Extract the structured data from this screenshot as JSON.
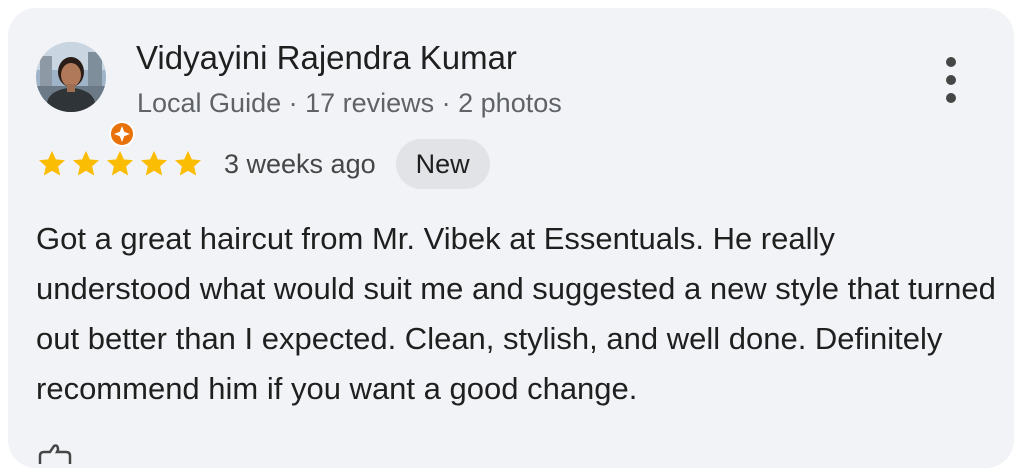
{
  "reviewer": {
    "name": "Vidyayini Rajendra Kumar",
    "meta": "Local Guide · 17 reviews · 2 photos",
    "avatar_icon": "user-avatar-photo",
    "badge_icon": "local-guide-badge-icon"
  },
  "review": {
    "rating": 5,
    "max_rating": 5,
    "star_color": "#fbbc04",
    "age": "3 weeks ago",
    "badge": "New",
    "text": "Got a great haircut from Mr. Vibek at Essentuals. He really understood what would suit me and suggested a new style that turned out better than I expected. Clean, stylish, and well done. Definitely recommend him if you want a good change."
  },
  "actions": {
    "more_icon": "more-vertical-icon"
  },
  "colors": {
    "card_background": "#f2f3f6",
    "badge_orange": "#e8710a"
  }
}
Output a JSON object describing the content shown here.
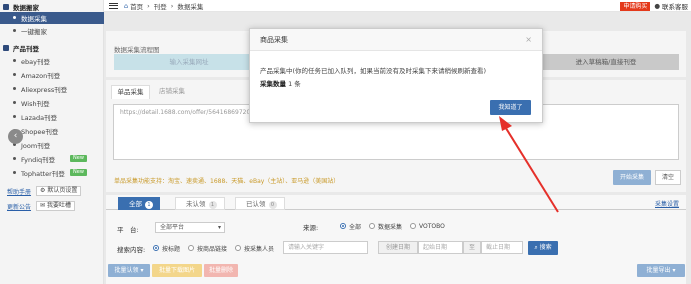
{
  "sidebar": {
    "sections": [
      {
        "label": "数据搬家",
        "items": [
          {
            "label": "数据采集",
            "active": true
          },
          {
            "label": "一键搬家"
          }
        ]
      },
      {
        "label": "产品刊登",
        "items": [
          {
            "label": "ebay刊登"
          },
          {
            "label": "Amazon刊登"
          },
          {
            "label": "Aliexpress刊登"
          },
          {
            "label": "Wish刊登"
          },
          {
            "label": "Lazada刊登"
          },
          {
            "label": "Shopee刊登"
          },
          {
            "label": "Joom刊登"
          },
          {
            "label": "Fyndiq刊登",
            "badge": "New"
          },
          {
            "label": "Tophatter刊登",
            "badge": "New"
          }
        ]
      }
    ],
    "footer": {
      "help": "帮助手册",
      "default_settings": "默认页设置",
      "updates": "更新公告",
      "feedback": "我要吐槽"
    }
  },
  "topbar": {
    "home": "首页",
    "crumb1": "刊登",
    "crumb2": "数据采集",
    "buy": "申请购买",
    "service": "联系客服"
  },
  "flow": {
    "title": "数据采集流程图",
    "step1": "输入采集网址",
    "step4": "进入草稿箱/直接刊登"
  },
  "collect_tabs": [
    "单品采集",
    "店铺采集"
  ],
  "url_text": "https://detail.1688.com/offer/564168697202",
  "support_tip": "单品采集功能支持：淘宝、速卖通、1688、天猫、eBay（主站）、亚马逊（美国站）",
  "buttons": {
    "start": "开始采集",
    "clear": "清空"
  },
  "filter_tabs": [
    {
      "label": "全部",
      "count": "1"
    },
    {
      "label": "未认领",
      "count": "1"
    },
    {
      "label": "已认领",
      "count": "0"
    }
  ],
  "settings_link": "采集设置",
  "filters": {
    "platform_label": "平　台:",
    "platform_value": "全部平台",
    "source_label": "来源:",
    "source_options": [
      "全部",
      "数据采集",
      "VOTOBO"
    ],
    "search_label": "搜索内容:",
    "search_options": [
      "按标题",
      "按商品链接",
      "按采集人员"
    ],
    "search_placeholder": "请输入关键字",
    "date_label": "创建日期",
    "date_start": "起始日期",
    "date_to": "至",
    "date_end": "截止日期",
    "search_button": "搜索"
  },
  "bulk": {
    "claim": "批量认领",
    "download": "批量下载图片",
    "delete": "批量删除",
    "export": "批量导出"
  },
  "modal": {
    "title": "商品采集",
    "message": "产品采集中(你的任务已加入队列，如果当前没有及时采集下来请稍候刷新查看)",
    "count_label": "采集数量",
    "count_value": "1",
    "count_unit": "条",
    "ok_button": "我知道了"
  },
  "colors": {
    "primary": "#3a6fb0",
    "sidebar_active": "#3a5a8c",
    "buy": "#e4391b",
    "arrow": "#e5302a",
    "new_badge": "#5cb85c"
  }
}
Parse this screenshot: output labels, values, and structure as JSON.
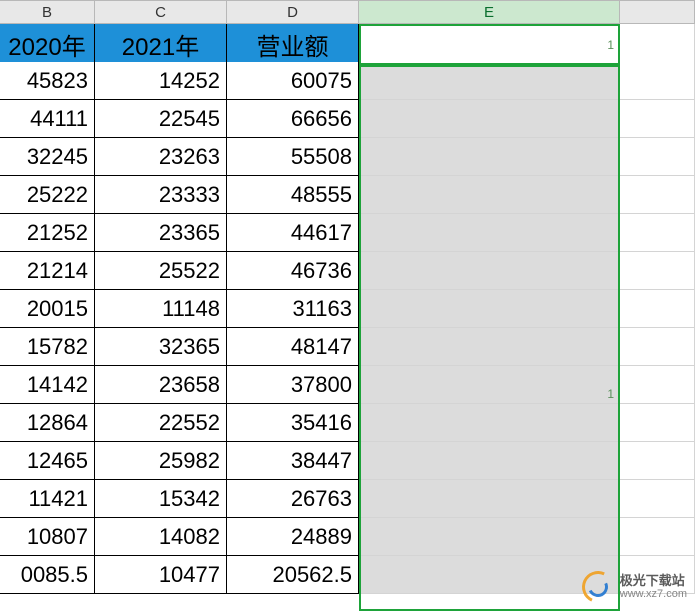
{
  "columns": {
    "b": "B",
    "c": "C",
    "d": "D",
    "e": "E"
  },
  "headers": {
    "b": "2020年",
    "c": "2021年",
    "d": "营业额"
  },
  "rows": [
    {
      "b": "45823",
      "c": "14252",
      "d": "60075"
    },
    {
      "b": "44111",
      "c": "22545",
      "d": "66656"
    },
    {
      "b": "32245",
      "c": "23263",
      "d": "55508"
    },
    {
      "b": "25222",
      "c": "23333",
      "d": "48555"
    },
    {
      "b": "21252",
      "c": "23365",
      "d": "44617"
    },
    {
      "b": "21214",
      "c": "25522",
      "d": "46736"
    },
    {
      "b": "20015",
      "c": "11148",
      "d": "31163"
    },
    {
      "b": "15782",
      "c": "32365",
      "d": "48147"
    },
    {
      "b": "14142",
      "c": "23658",
      "d": "37800"
    },
    {
      "b": "12864",
      "c": "22552",
      "d": "35416"
    },
    {
      "b": "12465",
      "c": "25982",
      "d": "38447"
    },
    {
      "b": "11421",
      "c": "15342",
      "d": "26763"
    },
    {
      "b": "10807",
      "c": "14082",
      "d": "24889"
    },
    {
      "b": "0085.5",
      "c": "10477",
      "d": "20562.5"
    }
  ],
  "active_cell": {
    "indicator": "1"
  },
  "selection": {
    "tag": "1"
  },
  "watermark": {
    "cn": "极光下载站",
    "url": "www.xz7.com"
  }
}
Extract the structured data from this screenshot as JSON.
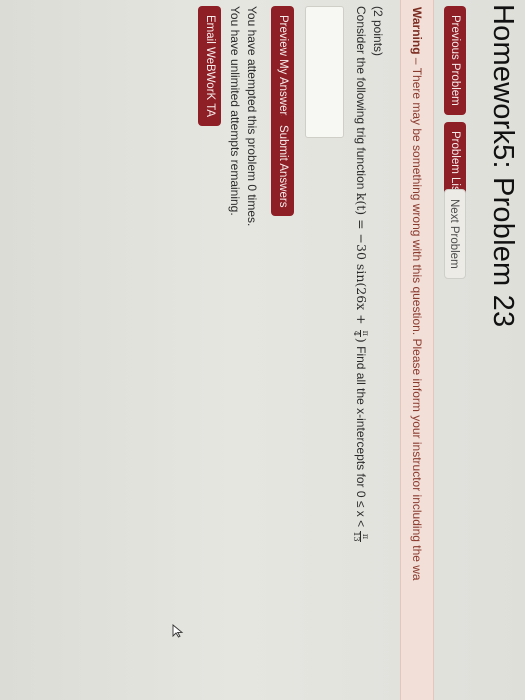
{
  "title": "Homework5: Problem 23",
  "nav": {
    "previous": "Previous Problem",
    "list": "Problem List",
    "next": "Next Problem"
  },
  "warning": {
    "label": "Warning",
    "message": " – There may be something wrong with this question. Please inform your instructor including the wa"
  },
  "problem": {
    "points": "(2 points)",
    "text_before": "Consider the following trig function ",
    "function": "k(t) = −30 sin(26x + ",
    "func_frac_num": "π",
    "func_frac_den": "4",
    "func_close": ")",
    "text_after": " Find all the x-intercepts for 0 ≤ x < ",
    "range_frac_num": "π",
    "range_frac_den": "13"
  },
  "buttons": {
    "preview": "Preview My Answers",
    "submit": "Submit Answers",
    "email": "Email WeBWorK TA"
  },
  "attempts": {
    "line1": "You have attempted this problem 0 times.",
    "line2": "You have unlimited attempts remaining."
  },
  "colors": {
    "accent": "#8e1f26",
    "warning_bg": "#f2dfd8",
    "warning_text": "#8b3a2e"
  }
}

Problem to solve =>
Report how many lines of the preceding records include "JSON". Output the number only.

Expected output =>
4